§ **Assigned task**:
Here is the listing. Report each line in it that contains the string "name".

::: Records supplied

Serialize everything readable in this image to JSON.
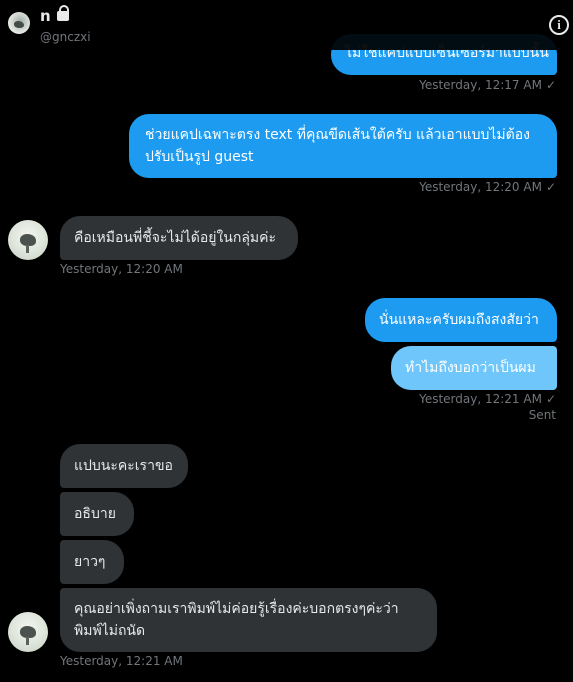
{
  "header": {
    "name": "n",
    "handle": "@gnczxi"
  },
  "messages": {
    "m0": "ไม่ใช่แคปแบบเซ็นเซอร์มาแบบนั้น",
    "m0_time": "Yesterday, 12:17 AM",
    "m1_line1": "ช่วยแคปเฉพาะตรง text ที่คุณขีดเส้นใต้ครับ แล้วเอาแบบไม่ต้อง",
    "m1_line2": "ปรับเป็นรูป guest",
    "m1_time": "Yesterday, 12:20 AM",
    "m2": "คือเหมือนพี่ชี้จะไม่ได้อยู่ในกลุ่มค่ะ",
    "m2_time": "Yesterday, 12:20 AM",
    "m3": "นั่นแหละครับผมถึงสงสัยว่า",
    "m4": "ทำไมถึงบอกว่าเป็นผม",
    "m4_time": "Yesterday, 12:21 AM",
    "m4_status": "Sent",
    "m5": "แปบนะคะเราขอ",
    "m6": "อธิบาย",
    "m7": "ยาวๆ",
    "m8_line1": "คุณอย่าเพิ่งถามเราพิมพ์ไม่ค่อยรู้เรื่องค่ะบอกตรงๆค่ะว่า",
    "m8_line2": "พิมพ์ไม่ถนัด",
    "m8_time": "Yesterday, 12:21 AM",
    "check_glyph": "✓"
  },
  "colors": {
    "outgoing": "#1d9bf0",
    "outgoing_pending": "#6ec6fa",
    "incoming": "#2f3336",
    "background": "#000000"
  },
  "icons": [
    "lock-icon",
    "info-icon",
    "check-icon"
  ]
}
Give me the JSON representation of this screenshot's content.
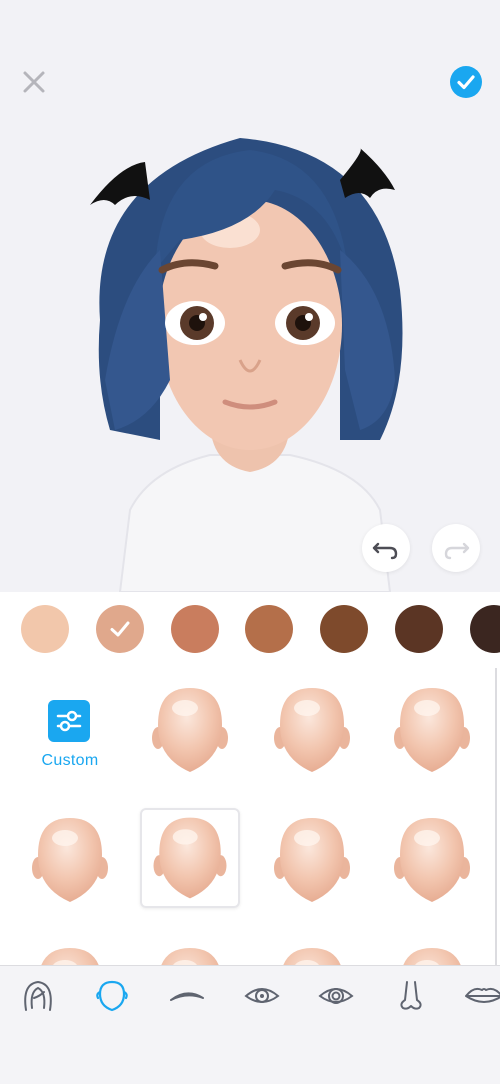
{
  "header": {
    "close_icon": "close-icon",
    "confirm_icon": "check-circle-icon",
    "accent": "#1aa7f0"
  },
  "preview": {
    "undo_icon": "undo-icon",
    "redo_icon": "redo-icon"
  },
  "skin_tones": [
    {
      "color": "#f2c7ab",
      "selected": false
    },
    {
      "color": "#e0a88c",
      "selected": true
    },
    {
      "color": "#c97d5e",
      "selected": false
    },
    {
      "color": "#b46f4a",
      "selected": false
    },
    {
      "color": "#7e4a2c",
      "selected": false
    },
    {
      "color": "#5b3524",
      "selected": false
    },
    {
      "color": "#3b2620",
      "selected": false
    }
  ],
  "face_options": {
    "custom_label": "Custom",
    "selected_index": 4
  },
  "bottom_tabs": [
    {
      "name": "hair-tab",
      "icon": "hair-icon",
      "active": false
    },
    {
      "name": "face-shape-tab",
      "icon": "face-shape-icon",
      "active": true
    },
    {
      "name": "eyebrows-tab",
      "icon": "eyebrow-icon",
      "active": false
    },
    {
      "name": "eyes-tab",
      "icon": "eye-icon",
      "active": false
    },
    {
      "name": "eye-color-tab",
      "icon": "eye-color-icon",
      "active": false
    },
    {
      "name": "nose-tab",
      "icon": "nose-icon",
      "active": false
    },
    {
      "name": "lips-tab",
      "icon": "lips-icon",
      "active": false
    }
  ]
}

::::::

§ **Solved problem**:
    "name": "n",
      "name": "hair-tab",
      "name": "face-shape-tab",
      "name": "eyebrows-tab",
      "name": "eyes-tab",
      "name": "eye-color-tab",
      "name": "nose-tab",
      "name": "lips-tab",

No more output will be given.